Basically, tyre rotation repositions your tyres either from the front to the back of the car or from one side to the other. As tyres experience differing levels of load, they wear out at different rates. Tyre rotation distributes tread wear evenly across all four tyres; consistent handling across all sides can be achieved.
Which rotation patterns to adopt largely depends on the type of tyres you are using. If you have the same-sized, non-directional tyres, they can be repositioned at either axle and opposite sides of each axle; drivetrain types (FWD, RWD, and 4WD) may influence which sides to move the tyres. Same-sized, directional tyres cannot be shifted to the opposite side as the tread will face the wrong way, preventing proper water dispersion; directional tyres will have the ‘rotation’ indication marked on the sidewall.

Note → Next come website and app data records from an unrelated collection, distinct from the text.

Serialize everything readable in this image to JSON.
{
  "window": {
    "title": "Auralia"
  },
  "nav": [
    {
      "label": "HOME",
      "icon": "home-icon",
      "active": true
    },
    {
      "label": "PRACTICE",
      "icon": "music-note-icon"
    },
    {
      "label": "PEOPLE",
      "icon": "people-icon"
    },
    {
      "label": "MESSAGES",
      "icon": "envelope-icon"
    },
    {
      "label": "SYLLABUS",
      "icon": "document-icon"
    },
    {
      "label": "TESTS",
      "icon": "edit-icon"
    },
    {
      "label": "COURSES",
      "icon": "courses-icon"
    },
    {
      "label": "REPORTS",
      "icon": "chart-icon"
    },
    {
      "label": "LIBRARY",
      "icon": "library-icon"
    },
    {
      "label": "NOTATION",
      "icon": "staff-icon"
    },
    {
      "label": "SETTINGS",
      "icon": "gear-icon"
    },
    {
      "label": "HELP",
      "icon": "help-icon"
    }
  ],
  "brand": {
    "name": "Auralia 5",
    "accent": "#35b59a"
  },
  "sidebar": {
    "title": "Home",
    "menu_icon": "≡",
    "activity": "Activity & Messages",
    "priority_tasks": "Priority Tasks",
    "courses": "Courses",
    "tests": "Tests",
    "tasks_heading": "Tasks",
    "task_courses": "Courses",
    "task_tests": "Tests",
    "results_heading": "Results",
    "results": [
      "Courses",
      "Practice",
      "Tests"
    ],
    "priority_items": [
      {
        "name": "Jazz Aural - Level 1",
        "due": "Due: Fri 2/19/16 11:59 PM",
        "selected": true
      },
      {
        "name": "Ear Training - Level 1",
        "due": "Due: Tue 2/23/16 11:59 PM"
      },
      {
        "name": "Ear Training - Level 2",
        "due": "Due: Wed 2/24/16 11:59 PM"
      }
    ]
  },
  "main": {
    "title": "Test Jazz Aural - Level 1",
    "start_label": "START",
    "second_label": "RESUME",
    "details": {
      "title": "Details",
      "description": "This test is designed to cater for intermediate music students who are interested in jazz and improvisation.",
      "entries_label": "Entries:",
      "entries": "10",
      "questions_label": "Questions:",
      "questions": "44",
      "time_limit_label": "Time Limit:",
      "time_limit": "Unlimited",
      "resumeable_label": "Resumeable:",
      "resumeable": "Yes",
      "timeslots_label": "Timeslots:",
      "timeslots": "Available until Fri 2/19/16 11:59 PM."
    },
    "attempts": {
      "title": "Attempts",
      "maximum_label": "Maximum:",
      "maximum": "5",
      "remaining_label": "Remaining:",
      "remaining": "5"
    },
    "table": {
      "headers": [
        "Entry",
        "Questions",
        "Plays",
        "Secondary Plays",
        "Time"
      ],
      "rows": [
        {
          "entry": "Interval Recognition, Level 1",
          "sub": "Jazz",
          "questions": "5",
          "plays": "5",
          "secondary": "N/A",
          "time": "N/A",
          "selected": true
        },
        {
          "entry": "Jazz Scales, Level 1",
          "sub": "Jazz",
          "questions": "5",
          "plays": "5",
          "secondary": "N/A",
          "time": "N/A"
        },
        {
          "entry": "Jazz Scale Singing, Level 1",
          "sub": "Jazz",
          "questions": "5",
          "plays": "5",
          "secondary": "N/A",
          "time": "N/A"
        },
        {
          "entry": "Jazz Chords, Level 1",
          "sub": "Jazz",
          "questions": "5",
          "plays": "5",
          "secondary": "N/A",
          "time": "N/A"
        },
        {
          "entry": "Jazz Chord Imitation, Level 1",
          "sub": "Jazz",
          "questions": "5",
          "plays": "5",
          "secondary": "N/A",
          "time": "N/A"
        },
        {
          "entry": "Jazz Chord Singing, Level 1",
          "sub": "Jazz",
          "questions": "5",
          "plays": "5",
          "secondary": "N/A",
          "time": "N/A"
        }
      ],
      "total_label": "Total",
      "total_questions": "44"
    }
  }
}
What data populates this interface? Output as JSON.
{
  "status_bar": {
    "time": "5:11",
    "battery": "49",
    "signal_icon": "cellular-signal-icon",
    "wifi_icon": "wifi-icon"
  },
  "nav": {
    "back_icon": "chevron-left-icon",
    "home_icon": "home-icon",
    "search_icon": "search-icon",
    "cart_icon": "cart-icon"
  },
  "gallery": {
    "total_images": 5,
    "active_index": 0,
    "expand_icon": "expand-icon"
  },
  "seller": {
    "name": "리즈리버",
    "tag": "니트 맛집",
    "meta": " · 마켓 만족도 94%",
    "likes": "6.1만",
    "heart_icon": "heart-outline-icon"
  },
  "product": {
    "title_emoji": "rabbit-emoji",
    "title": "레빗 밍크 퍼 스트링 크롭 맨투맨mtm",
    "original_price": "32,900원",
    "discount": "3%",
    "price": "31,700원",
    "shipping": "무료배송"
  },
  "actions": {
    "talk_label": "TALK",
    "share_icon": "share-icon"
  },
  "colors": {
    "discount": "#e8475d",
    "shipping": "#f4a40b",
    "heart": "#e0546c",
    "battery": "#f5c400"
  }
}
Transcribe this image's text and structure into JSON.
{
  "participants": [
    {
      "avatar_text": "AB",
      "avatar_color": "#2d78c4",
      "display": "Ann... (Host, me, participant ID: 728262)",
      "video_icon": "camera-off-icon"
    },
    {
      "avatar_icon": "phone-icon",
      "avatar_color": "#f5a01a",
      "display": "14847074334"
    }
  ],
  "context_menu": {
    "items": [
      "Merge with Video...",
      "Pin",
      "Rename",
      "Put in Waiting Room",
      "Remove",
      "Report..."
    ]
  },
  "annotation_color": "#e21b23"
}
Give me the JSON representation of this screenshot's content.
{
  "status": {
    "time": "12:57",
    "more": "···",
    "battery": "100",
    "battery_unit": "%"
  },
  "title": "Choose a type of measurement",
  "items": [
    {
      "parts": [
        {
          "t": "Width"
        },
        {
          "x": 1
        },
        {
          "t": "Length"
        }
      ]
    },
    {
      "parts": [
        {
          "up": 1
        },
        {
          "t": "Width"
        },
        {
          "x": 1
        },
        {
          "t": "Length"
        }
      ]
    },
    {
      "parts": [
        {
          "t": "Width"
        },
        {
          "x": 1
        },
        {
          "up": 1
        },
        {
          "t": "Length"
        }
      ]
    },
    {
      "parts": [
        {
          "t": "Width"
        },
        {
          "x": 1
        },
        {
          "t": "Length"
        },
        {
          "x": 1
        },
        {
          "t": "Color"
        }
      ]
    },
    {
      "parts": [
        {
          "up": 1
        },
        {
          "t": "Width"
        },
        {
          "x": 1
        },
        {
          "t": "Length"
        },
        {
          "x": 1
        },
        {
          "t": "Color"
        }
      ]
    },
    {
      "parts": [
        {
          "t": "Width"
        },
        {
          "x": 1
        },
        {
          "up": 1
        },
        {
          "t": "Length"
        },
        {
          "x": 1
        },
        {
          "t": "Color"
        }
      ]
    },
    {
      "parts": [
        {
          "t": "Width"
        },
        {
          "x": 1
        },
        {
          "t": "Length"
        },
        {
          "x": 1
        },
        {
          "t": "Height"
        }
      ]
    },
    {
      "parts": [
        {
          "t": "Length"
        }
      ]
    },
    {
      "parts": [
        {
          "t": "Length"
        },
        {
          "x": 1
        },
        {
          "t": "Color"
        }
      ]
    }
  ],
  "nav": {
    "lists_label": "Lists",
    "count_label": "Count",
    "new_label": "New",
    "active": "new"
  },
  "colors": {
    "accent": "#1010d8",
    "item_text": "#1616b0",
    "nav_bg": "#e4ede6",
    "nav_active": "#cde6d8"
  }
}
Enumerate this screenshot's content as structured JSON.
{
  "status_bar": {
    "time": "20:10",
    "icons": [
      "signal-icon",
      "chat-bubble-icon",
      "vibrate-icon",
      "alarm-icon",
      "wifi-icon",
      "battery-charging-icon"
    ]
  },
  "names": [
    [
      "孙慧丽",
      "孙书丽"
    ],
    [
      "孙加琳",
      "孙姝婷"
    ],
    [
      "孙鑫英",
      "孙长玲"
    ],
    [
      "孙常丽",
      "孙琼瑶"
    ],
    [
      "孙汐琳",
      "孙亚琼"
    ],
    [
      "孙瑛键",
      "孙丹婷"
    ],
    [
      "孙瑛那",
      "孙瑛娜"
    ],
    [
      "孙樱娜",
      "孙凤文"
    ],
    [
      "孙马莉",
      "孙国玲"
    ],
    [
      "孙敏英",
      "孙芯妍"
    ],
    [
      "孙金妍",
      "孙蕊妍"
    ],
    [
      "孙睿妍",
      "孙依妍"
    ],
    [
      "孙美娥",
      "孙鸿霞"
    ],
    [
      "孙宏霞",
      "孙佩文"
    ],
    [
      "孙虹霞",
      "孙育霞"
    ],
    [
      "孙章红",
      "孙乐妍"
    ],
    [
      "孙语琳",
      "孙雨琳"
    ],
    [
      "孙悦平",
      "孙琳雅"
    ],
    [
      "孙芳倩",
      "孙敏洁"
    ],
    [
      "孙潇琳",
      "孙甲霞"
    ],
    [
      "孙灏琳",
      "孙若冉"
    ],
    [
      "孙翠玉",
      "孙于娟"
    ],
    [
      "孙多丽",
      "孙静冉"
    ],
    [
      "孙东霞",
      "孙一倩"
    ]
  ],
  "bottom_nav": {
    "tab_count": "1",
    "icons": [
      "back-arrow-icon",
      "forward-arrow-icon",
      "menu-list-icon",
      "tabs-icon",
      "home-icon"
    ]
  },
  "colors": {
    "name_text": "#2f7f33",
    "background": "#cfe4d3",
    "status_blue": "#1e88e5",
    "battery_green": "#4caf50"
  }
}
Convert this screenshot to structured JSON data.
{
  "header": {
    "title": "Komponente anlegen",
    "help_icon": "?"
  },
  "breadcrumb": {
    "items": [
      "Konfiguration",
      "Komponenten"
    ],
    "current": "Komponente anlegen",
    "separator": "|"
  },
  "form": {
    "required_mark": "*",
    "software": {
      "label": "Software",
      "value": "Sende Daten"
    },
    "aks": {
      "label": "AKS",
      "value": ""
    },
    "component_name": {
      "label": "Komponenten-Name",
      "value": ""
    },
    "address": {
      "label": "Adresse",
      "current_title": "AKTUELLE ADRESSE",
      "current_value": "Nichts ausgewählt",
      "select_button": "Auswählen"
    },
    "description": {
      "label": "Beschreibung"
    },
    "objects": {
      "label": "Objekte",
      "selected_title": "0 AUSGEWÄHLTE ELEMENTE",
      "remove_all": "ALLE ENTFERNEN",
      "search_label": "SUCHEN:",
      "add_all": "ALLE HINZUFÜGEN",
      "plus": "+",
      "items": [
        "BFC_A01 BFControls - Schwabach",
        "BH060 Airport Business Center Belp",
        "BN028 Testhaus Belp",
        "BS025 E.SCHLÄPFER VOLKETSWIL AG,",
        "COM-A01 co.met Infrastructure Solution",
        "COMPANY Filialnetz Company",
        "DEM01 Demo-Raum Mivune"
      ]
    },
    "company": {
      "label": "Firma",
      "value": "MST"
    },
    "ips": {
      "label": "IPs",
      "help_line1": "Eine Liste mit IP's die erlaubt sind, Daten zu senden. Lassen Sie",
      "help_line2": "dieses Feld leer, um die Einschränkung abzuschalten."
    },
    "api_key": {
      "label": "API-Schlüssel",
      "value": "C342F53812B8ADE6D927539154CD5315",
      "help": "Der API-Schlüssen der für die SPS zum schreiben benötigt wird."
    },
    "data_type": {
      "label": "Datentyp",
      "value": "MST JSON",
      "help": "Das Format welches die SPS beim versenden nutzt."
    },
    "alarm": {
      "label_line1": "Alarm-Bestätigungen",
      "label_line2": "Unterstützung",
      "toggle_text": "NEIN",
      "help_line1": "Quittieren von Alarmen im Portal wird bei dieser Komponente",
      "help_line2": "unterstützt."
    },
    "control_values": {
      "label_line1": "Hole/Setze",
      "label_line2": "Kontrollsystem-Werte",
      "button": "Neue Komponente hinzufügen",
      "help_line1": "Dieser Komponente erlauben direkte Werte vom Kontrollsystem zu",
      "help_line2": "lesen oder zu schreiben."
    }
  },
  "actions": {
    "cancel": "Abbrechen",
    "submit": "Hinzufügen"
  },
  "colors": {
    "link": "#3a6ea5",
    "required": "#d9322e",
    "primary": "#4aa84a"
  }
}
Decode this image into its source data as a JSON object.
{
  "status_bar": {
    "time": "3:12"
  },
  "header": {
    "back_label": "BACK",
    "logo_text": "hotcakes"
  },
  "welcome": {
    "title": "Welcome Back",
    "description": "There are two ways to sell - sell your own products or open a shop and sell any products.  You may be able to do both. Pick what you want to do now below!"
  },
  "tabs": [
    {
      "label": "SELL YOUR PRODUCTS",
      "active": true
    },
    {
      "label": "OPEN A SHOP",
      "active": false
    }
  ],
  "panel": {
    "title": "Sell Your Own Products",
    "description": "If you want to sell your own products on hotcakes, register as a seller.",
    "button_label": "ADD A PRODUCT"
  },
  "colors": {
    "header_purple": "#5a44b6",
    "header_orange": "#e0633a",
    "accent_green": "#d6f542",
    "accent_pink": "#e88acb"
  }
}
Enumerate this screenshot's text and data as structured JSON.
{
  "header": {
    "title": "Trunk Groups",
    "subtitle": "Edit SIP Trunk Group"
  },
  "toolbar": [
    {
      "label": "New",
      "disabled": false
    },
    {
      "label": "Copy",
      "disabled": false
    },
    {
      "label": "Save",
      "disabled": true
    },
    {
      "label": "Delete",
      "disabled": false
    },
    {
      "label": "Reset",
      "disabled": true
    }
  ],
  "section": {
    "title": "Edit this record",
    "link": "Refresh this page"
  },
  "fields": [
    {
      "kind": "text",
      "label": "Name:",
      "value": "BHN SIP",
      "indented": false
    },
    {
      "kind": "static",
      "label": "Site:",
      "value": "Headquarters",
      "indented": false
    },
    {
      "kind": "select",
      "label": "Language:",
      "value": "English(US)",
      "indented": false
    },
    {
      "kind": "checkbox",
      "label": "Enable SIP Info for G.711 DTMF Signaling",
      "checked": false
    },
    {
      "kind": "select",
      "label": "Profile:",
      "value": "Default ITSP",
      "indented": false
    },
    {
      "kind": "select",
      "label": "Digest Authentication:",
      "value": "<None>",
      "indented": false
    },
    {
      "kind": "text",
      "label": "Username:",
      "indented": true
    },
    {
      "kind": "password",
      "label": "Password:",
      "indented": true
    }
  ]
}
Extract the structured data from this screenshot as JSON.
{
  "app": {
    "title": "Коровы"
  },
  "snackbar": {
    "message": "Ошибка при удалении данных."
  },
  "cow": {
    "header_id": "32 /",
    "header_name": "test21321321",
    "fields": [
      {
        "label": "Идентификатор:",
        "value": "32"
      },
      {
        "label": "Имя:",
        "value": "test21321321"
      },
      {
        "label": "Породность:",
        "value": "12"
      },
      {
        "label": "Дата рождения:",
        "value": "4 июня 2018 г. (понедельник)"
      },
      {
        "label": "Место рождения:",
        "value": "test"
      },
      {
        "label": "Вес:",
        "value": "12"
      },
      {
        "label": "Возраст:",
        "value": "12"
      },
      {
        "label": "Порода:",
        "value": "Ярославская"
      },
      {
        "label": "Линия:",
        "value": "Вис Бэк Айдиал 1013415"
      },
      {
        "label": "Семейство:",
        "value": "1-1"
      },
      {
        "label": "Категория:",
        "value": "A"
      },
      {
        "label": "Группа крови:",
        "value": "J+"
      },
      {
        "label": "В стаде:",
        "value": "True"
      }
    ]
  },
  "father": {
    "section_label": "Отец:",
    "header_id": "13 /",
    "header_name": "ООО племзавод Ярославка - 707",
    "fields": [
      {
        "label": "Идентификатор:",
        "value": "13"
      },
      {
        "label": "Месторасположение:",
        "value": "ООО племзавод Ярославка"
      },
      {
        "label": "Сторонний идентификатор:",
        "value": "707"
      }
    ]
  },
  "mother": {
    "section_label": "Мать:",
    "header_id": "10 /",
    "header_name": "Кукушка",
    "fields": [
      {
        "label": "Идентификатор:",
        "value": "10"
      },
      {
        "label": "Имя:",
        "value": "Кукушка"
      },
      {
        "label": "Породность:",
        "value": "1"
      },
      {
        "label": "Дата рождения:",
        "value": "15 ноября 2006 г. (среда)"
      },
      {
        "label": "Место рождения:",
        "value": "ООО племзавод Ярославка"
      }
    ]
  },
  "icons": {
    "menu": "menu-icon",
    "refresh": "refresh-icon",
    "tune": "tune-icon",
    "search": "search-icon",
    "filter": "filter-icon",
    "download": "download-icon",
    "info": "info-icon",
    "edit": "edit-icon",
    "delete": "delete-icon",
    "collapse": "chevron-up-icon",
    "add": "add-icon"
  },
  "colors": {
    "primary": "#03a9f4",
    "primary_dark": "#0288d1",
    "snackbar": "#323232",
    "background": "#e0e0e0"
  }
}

Different-sized (staggered), non-directional tyres front and back will need to be switched between their same-sized partner and remain on the same axle; directional tyres in this case remain on the same axle but may require dismounting, mounting, and rebalancing. Tyres typically need to be rotated every 10,000km; consult the owner’s manual for your specific make and model and rotation patterns.
If your tyre has dry rot, you will notice several things.
- Brittleness – Your tyre will look and feel brittle. Small pieces of tyre may even break off.
- Cracks – You may notice cracks appearing on the tread and elsewhere on the tyre.
- Faded colour – Your tyre will start turning grey
So why is dry rot so bad? As your tyre cracks and pieces fall off, holes could appear and cause your tyre to deflate and it can become impossible to maintain the correct tyre air pressure. This would cause the same problems as underinflated tyres by stressing your car’s suspension.
If you notice dry rot on your tyres, go to a trusted mechanic and they will evaluate if your tyre can be saved or if you need to completely replace them. You can avoid dry rot by keeping your car in a basement where temperatures are stable and the tyres are out of the sun’s harmful UV rays. Do be sure to frequently drive your vehicle, as inactivity can also cause dry rot.
Proper wheel alignment plays a vital role in determining how much of the tyre is actually in contact with the road, which affects how the car handles as well as the tyre’s the tread wear pattern. Naturally, poor wheel alignment can result in uneven wear. So, if you notice one side wearing down faster than the other, it’s worth having the alignment looked at.
If only the inside and outside shoulder of the tread block is worn, you may need a camber adjustment. This is basically an inward or outward tilt of tyres when viewed from the front of the car. Conversely, if your tyres are worn out ‘sideways’ from the top edge as viewed from above, your toe angle needs adjustment. This is an inward or outward tilt of tyres when viewed from above. All these signs are the tyre’s cry for an immediate wheel alignment. Ignoring these warning signs are detrimental to both the tyre’s lifespan and vehicle handling.
In short, tyre care is more than just ensuring tyre pressure is correct and driving them once in a while. Care and attention are needed to prevent your tyres from being weathered into uselessness. If you need help with taking care of your tyres, myTukar’s professional maintenance service is ready to help! If you are looking for an SUV, check this article out before you buy!